[Data about app and page elements]

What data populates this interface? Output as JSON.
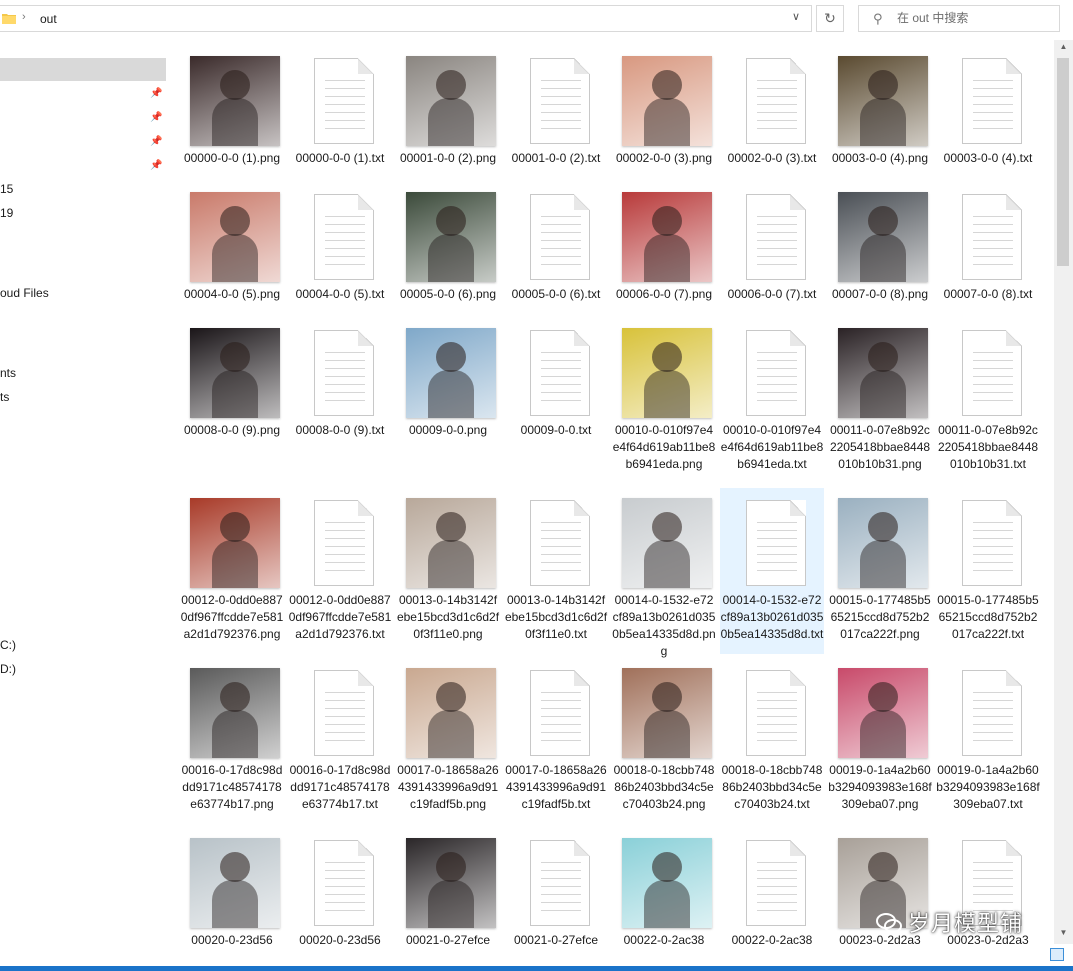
{
  "address_bar": {
    "crumb": "out"
  },
  "search": {
    "placeholder": "在 out 中搜索"
  },
  "nav": {
    "labels": [
      {
        "text": "15",
        "row": 0
      },
      {
        "text": "19",
        "row": 1
      },
      {
        "text": "oud Files",
        "row": 2
      },
      {
        "text": "nts",
        "row": 3
      },
      {
        "text": "ts",
        "row": 4
      },
      {
        "text": "C:)",
        "row": 5
      },
      {
        "text": "D:)",
        "row": 6
      }
    ]
  },
  "files": [
    {
      "name": "00000-0-0 (1).png",
      "type": "png",
      "color": "#3a2a2a"
    },
    {
      "name": "00000-0-0 (1).txt",
      "type": "txt"
    },
    {
      "name": "00001-0-0 (2).png",
      "type": "png",
      "color": "#8a8580"
    },
    {
      "name": "00001-0-0 (2).txt",
      "type": "txt"
    },
    {
      "name": "00002-0-0 (3).png",
      "type": "png",
      "color": "#d89880"
    },
    {
      "name": "00002-0-0 (3).txt",
      "type": "txt"
    },
    {
      "name": "00003-0-0 (4).png",
      "type": "png",
      "color": "#5a4a30"
    },
    {
      "name": "00003-0-0 (4).txt",
      "type": "txt"
    },
    {
      "name": "00004-0-0 (5).png",
      "type": "png",
      "color": "#c97a6a"
    },
    {
      "name": "00004-0-0 (5).txt",
      "type": "txt"
    },
    {
      "name": "00005-0-0 (6).png",
      "type": "png",
      "color": "#3b4a3a"
    },
    {
      "name": "00005-0-0 (6).txt",
      "type": "txt"
    },
    {
      "name": "00006-0-0 (7).png",
      "type": "png",
      "color": "#b83a3a"
    },
    {
      "name": "00006-0-0 (7).txt",
      "type": "txt"
    },
    {
      "name": "00007-0-0 (8).png",
      "type": "png",
      "color": "#4a4f55"
    },
    {
      "name": "00007-0-0 (8).txt",
      "type": "txt"
    },
    {
      "name": "00008-0-0 (9).png",
      "type": "png",
      "color": "#1a1518"
    },
    {
      "name": "00008-0-0 (9).txt",
      "type": "txt"
    },
    {
      "name": "00009-0-0.png",
      "type": "png",
      "color": "#7fa8c9"
    },
    {
      "name": "00009-0-0.txt",
      "type": "txt"
    },
    {
      "name": "00010-0-010f97e4e4f64d619ab11be8b6941eda.png",
      "type": "png",
      "color": "#d8c23a"
    },
    {
      "name": "00010-0-010f97e4e4f64d619ab11be8b6941eda.txt",
      "type": "txt"
    },
    {
      "name": "00011-0-07e8b92c2205418bbae8448010b10b31.png",
      "type": "png",
      "color": "#2a2225"
    },
    {
      "name": "00011-0-07e8b92c2205418bbae8448010b10b31.txt",
      "type": "txt"
    },
    {
      "name": "00012-0-0dd0e8870df967ffcdde7e581a2d1d792376.png",
      "type": "png",
      "color": "#a83a28"
    },
    {
      "name": "00012-0-0dd0e8870df967ffcdde7e581a2d1d792376.txt",
      "type": "txt"
    },
    {
      "name": "00013-0-14b3142febe15bcd3d1c6d2f0f3f11e0.png",
      "type": "png",
      "color": "#b8a89a"
    },
    {
      "name": "00013-0-14b3142febe15bcd3d1c6d2f0f3f11e0.txt",
      "type": "txt"
    },
    {
      "name": "00014-0-1532-e72cf89a13b0261d0350b5ea14335d8d.png",
      "type": "png",
      "color": "#c8cccf"
    },
    {
      "name": "00014-0-1532-e72cf89a13b0261d0350b5ea14335d8d.txt",
      "type": "txt",
      "selected": true
    },
    {
      "name": "00015-0-177485b565215ccd8d752b2017ca222f.png",
      "type": "png",
      "color": "#9ab0c0"
    },
    {
      "name": "00015-0-177485b565215ccd8d752b2017ca222f.txt",
      "type": "txt"
    },
    {
      "name": "00016-0-17d8c98ddd9171c48574178e63774b17.png",
      "type": "png",
      "color": "#5a5a5a"
    },
    {
      "name": "00016-0-17d8c98ddd9171c48574178e63774b17.txt",
      "type": "txt"
    },
    {
      "name": "00017-0-18658a264391433996a9d91c19fadf5b.png",
      "type": "png",
      "color": "#c9a890"
    },
    {
      "name": "00017-0-18658a264391433996a9d91c19fadf5b.txt",
      "type": "txt"
    },
    {
      "name": "00018-0-18cbb74886b2403bbd34c5ec70403b24.png",
      "type": "png",
      "color": "#a0705a"
    },
    {
      "name": "00018-0-18cbb74886b2403bbd34c5ec70403b24.txt",
      "type": "txt"
    },
    {
      "name": "00019-0-1a4a2b60b3294093983e168f309eba07.png",
      "type": "png",
      "color": "#c84a6a"
    },
    {
      "name": "00019-0-1a4a2b60b3294093983e168f309eba07.txt",
      "type": "txt"
    },
    {
      "name": "00020-0-23d56",
      "type": "png",
      "color": "#b8c2c8"
    },
    {
      "name": "00020-0-23d56",
      "type": "txt"
    },
    {
      "name": "00021-0-27efce",
      "type": "png",
      "color": "#2a2628"
    },
    {
      "name": "00021-0-27efce",
      "type": "txt"
    },
    {
      "name": "00022-0-2ac38",
      "type": "png",
      "color": "#8ad0d8"
    },
    {
      "name": "00022-0-2ac38",
      "type": "txt"
    },
    {
      "name": "00023-0-2d2a3",
      "type": "png",
      "color": "#a8a098"
    },
    {
      "name": "00023-0-2d2a3",
      "type": "txt"
    }
  ],
  "watermark": {
    "text": "岁月模型铺"
  }
}
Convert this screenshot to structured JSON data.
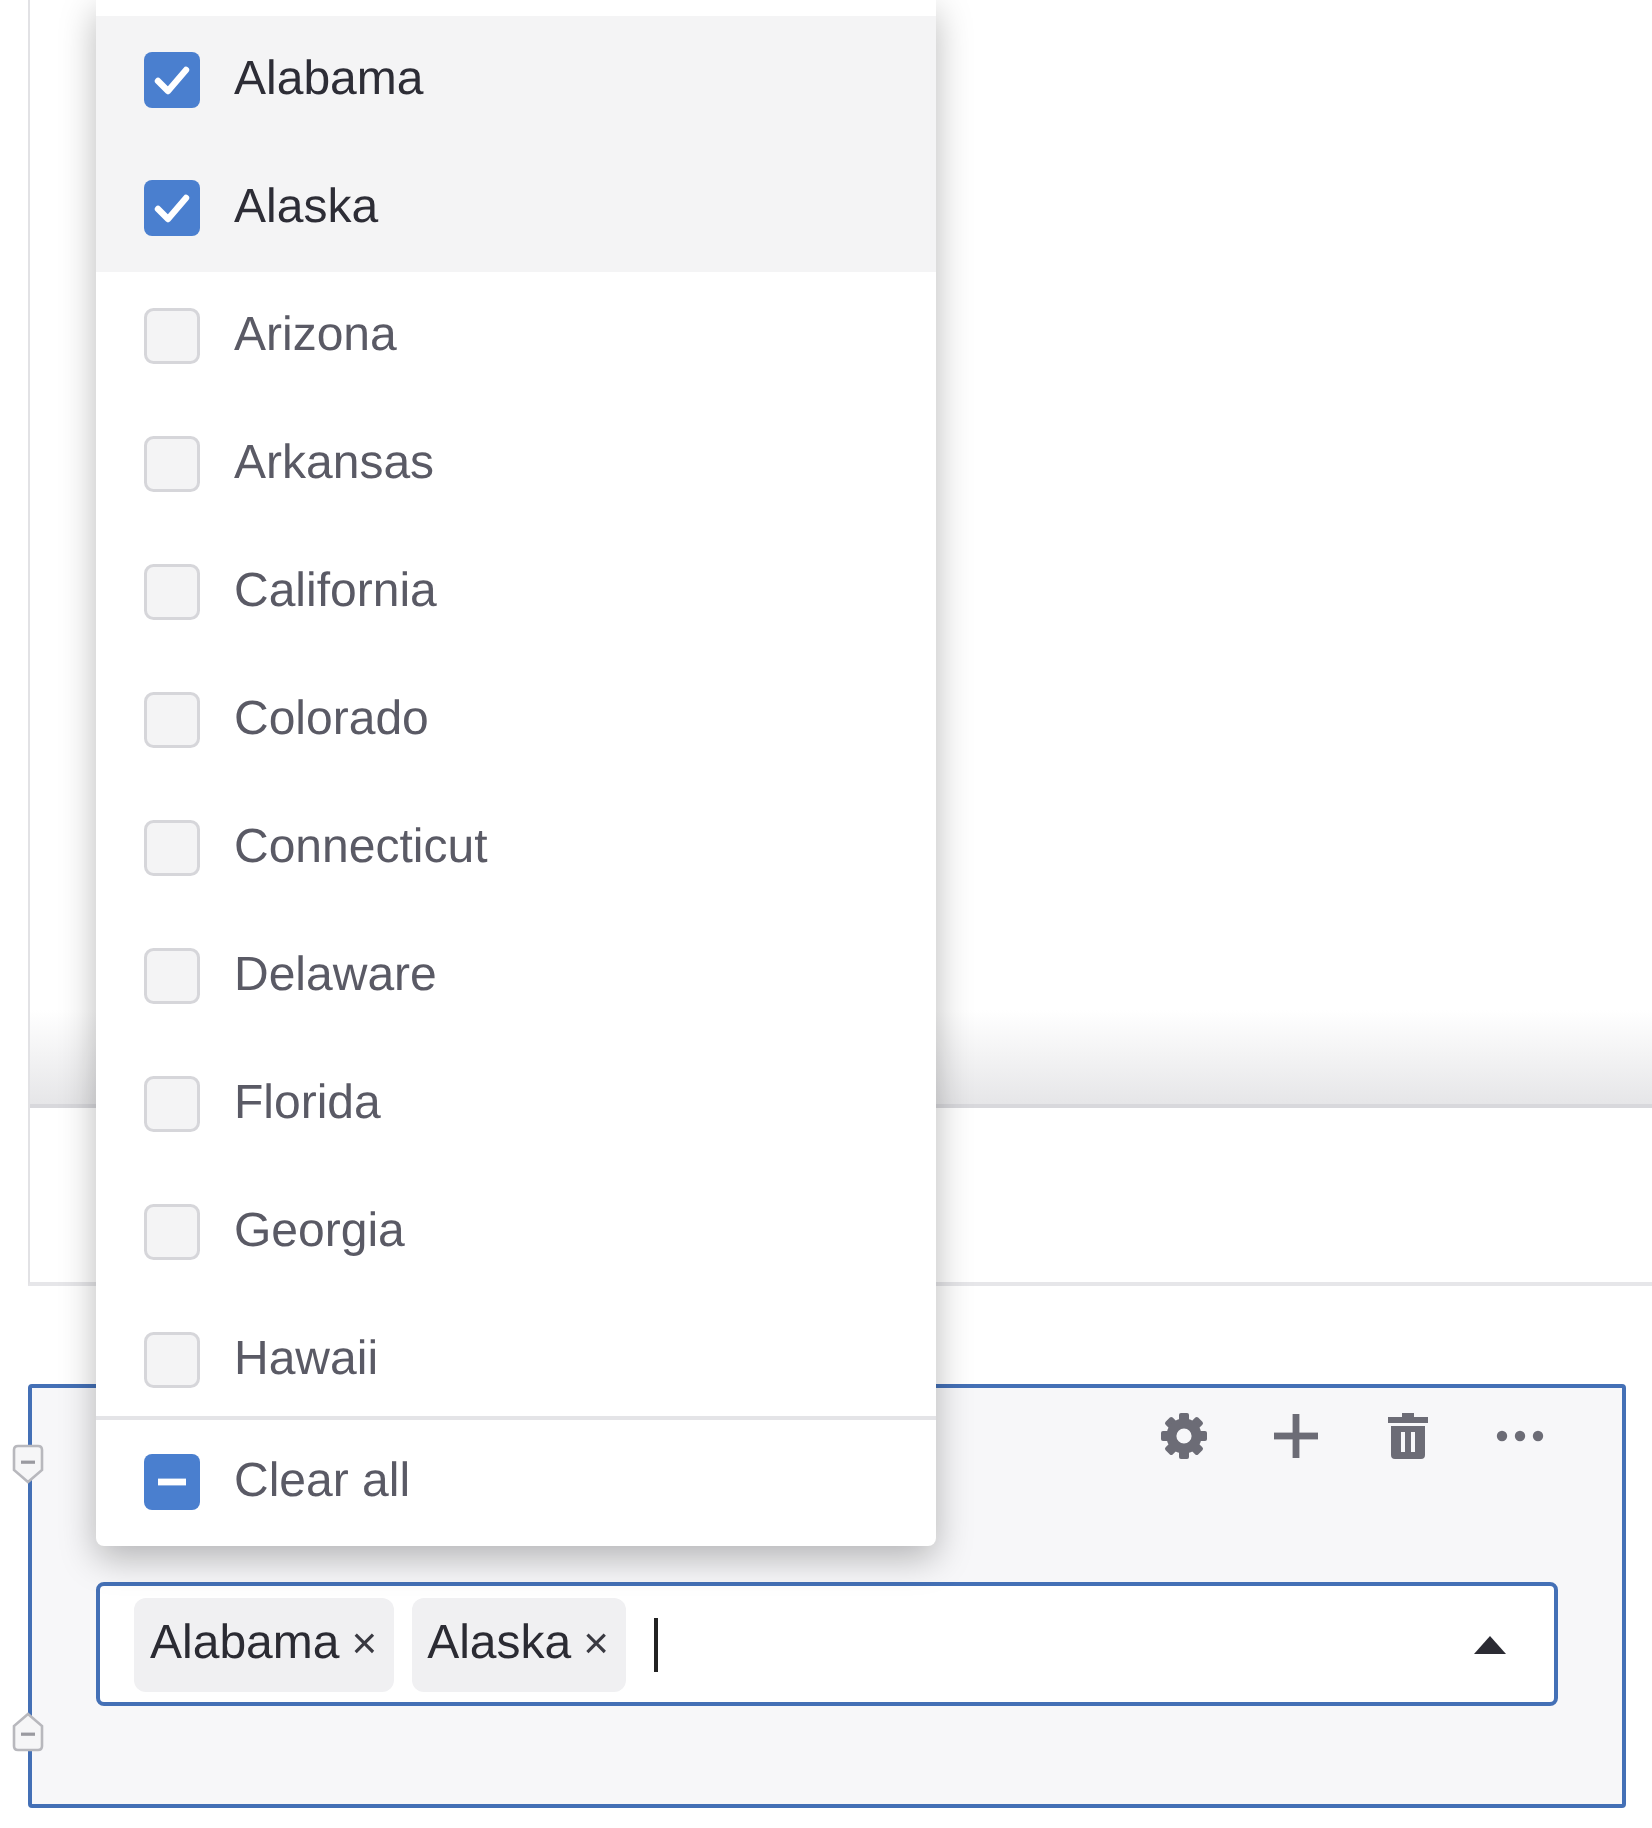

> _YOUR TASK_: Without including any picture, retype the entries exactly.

> _SOLUTION TO THIS EXERCISE_:
What data populates this interface? Output as JSON.
{
  "address_bar": {
    "crumb": "out"
  },
  "search": {
    "placeholder": "在 out 中搜索"
  },
  "nav": {
    "labels": [
      {
        "text": "15",
        "row": 0
      },
      {
        "text": "19",
        "row": 1
      },
      {
        "text": "oud Files",
        "row": 2
      },
      {
        "text": "nts",
        "row": 3
      },
      {
        "text": "ts",
        "row": 4
      },
      {
        "text": "C:)",
        "row": 5
      },
      {
        "text": "D:)",
        "row": 6
      }
    ]
  },
  "files": [
    {
      "name": "00000-0-0 (1).png",
      "type": "png",
      "color": "#3a2a2a"
    },
    {
      "name": "00000-0-0 (1).txt",
      "type": "txt"
    },
    {
      "name": "00001-0-0 (2).png",
      "type": "png",
      "color": "#8a8580"
    },
    {
      "name": "00001-0-0 (2).txt",
      "type": "txt"
    },
    {
      "name": "00002-0-0 (3).png",
      "type": "png",
      "color": "#d89880"
    },
    {
      "name": "00002-0-0 (3).txt",
      "type": "txt"
    },
    {
      "name": "00003-0-0 (4).png",
      "type": "png",
      "color": "#5a4a30"
    },
    {
      "name": "00003-0-0 (4).txt",
      "type": "txt"
    },
    {
      "name": "00004-0-0 (5).png",
      "type": "png",
      "color": "#c97a6a"
    },
    {
      "name": "00004-0-0 (5).txt",
      "type": "txt"
    },
    {
      "name": "00005-0-0 (6).png",
      "type": "png",
      "color": "#3b4a3a"
    },
    {
      "name": "00005-0-0 (6).txt",
      "type": "txt"
    },
    {
      "name": "00006-0-0 (7).png",
      "type": "png",
      "color": "#b83a3a"
    },
    {
      "name": "00006-0-0 (7).txt",
      "type": "txt"
    },
    {
      "name": "00007-0-0 (8).png",
      "type": "png",
      "color": "#4a4f55"
    },
    {
      "name": "00007-0-0 (8).txt",
      "type": "txt"
    },
    {
      "name": "00008-0-0 (9).png",
      "type": "png",
      "color": "#1a1518"
    },
    {
      "name": "00008-0-0 (9).txt",
      "type": "txt"
    },
    {
      "name": "00009-0-0.png",
      "type": "png",
      "color": "#7fa8c9"
    },
    {
      "name": "00009-0-0.txt",
      "type": "txt"
    },
    {
      "name": "00010-0-010f97e4e4f64d619ab11be8b6941eda.png",
      "type": "png",
      "color": "#d8c23a"
    },
    {
      "name": "00010-0-010f97e4e4f64d619ab11be8b6941eda.txt",
      "type": "txt"
    },
    {
      "name": "00011-0-07e8b92c2205418bbae8448010b10b31.png",
      "type": "png",
      "color": "#2a2225"
    },
    {
      "name": "00011-0-07e8b92c2205418bbae8448010b10b31.txt",
      "type": "txt"
    },
    {
      "name": "00012-0-0dd0e8870df967ffcdde7e581a2d1d792376.png",
      "type": "png",
      "color": "#a83a28"
    },
    {
      "name": "00012-0-0dd0e8870df967ffcdde7e581a2d1d792376.txt",
      "type": "txt"
    },
    {
      "name": "00013-0-14b3142febe15bcd3d1c6d2f0f3f11e0.png",
      "type": "png",
      "color": "#b8a89a"
    },
    {
      "name": "00013-0-14b3142febe15bcd3d1c6d2f0f3f11e0.txt",
      "type": "txt"
    },
    {
      "name": "00014-0-1532-e72cf89a13b0261d0350b5ea14335d8d.png",
      "type": "png",
      "color": "#c8cccf"
    },
    {
      "name": "00014-0-1532-e72cf89a13b0261d0350b5ea14335d8d.txt",
      "type": "txt",
      "selected": true
    },
    {
      "name": "00015-0-177485b565215ccd8d752b2017ca222f.png",
      "type": "png",
      "color": "#9ab0c0"
    },
    {
      "name": "00015-0-177485b565215ccd8d752b2017ca222f.txt",
      "type": "txt"
    },
    {
      "name": "00016-0-17d8c98ddd9171c48574178e63774b17.png",
      "type": "png",
      "color": "#5a5a5a"
    },
    {
      "name": "00016-0-17d8c98ddd9171c48574178e63774b17.txt",
      "type": "txt"
    },
    {
      "name": "00017-0-18658a264391433996a9d91c19fadf5b.png",
      "type": "png",
      "color": "#c9a890"
    },
    {
      "name": "00017-0-18658a264391433996a9d91c19fadf5b.txt",
      "type": "txt"
    },
    {
      "name": "00018-0-18cbb74886b2403bbd34c5ec70403b24.png",
      "type": "png",
      "color": "#a0705a"
    },
    {
      "name": "00018-0-18cbb74886b2403bbd34c5ec70403b24.txt",
      "type": "txt"
    },
    {
      "name": "00019-0-1a4a2b60b3294093983e168f309eba07.png",
      "type": "png",
      "color": "#c84a6a"
    },
    {
      "name": "00019-0-1a4a2b60b3294093983e168f309eba07.txt",
      "type": "txt"
    },
    {
      "name": "00020-0-23d56",
      "type": "png",
      "color": "#b8c2c8"
    },
    {
      "name": "00020-0-23d56",
      "type": "txt"
    },
    {
      "name": "00021-0-27efce",
      "type": "png",
      "color": "#2a2628"
    },
    {
      "name": "00021-0-27efce",
      "type": "txt"
    },
    {
      "name": "00022-0-2ac38",
      "type": "png",
      "color": "#8ad0d8"
    },
    {
      "name": "00022-0-2ac38",
      "type": "txt"
    },
    {
      "name": "00023-0-2d2a3",
      "type": "png",
      "color": "#a8a098"
    },
    {
      "name": "00023-0-2d2a3",
      "type": "txt"
    }
  ],
  "watermark": {
    "text": "岁月模型铺"
  }
}
Convert this screenshot to structured JSON data.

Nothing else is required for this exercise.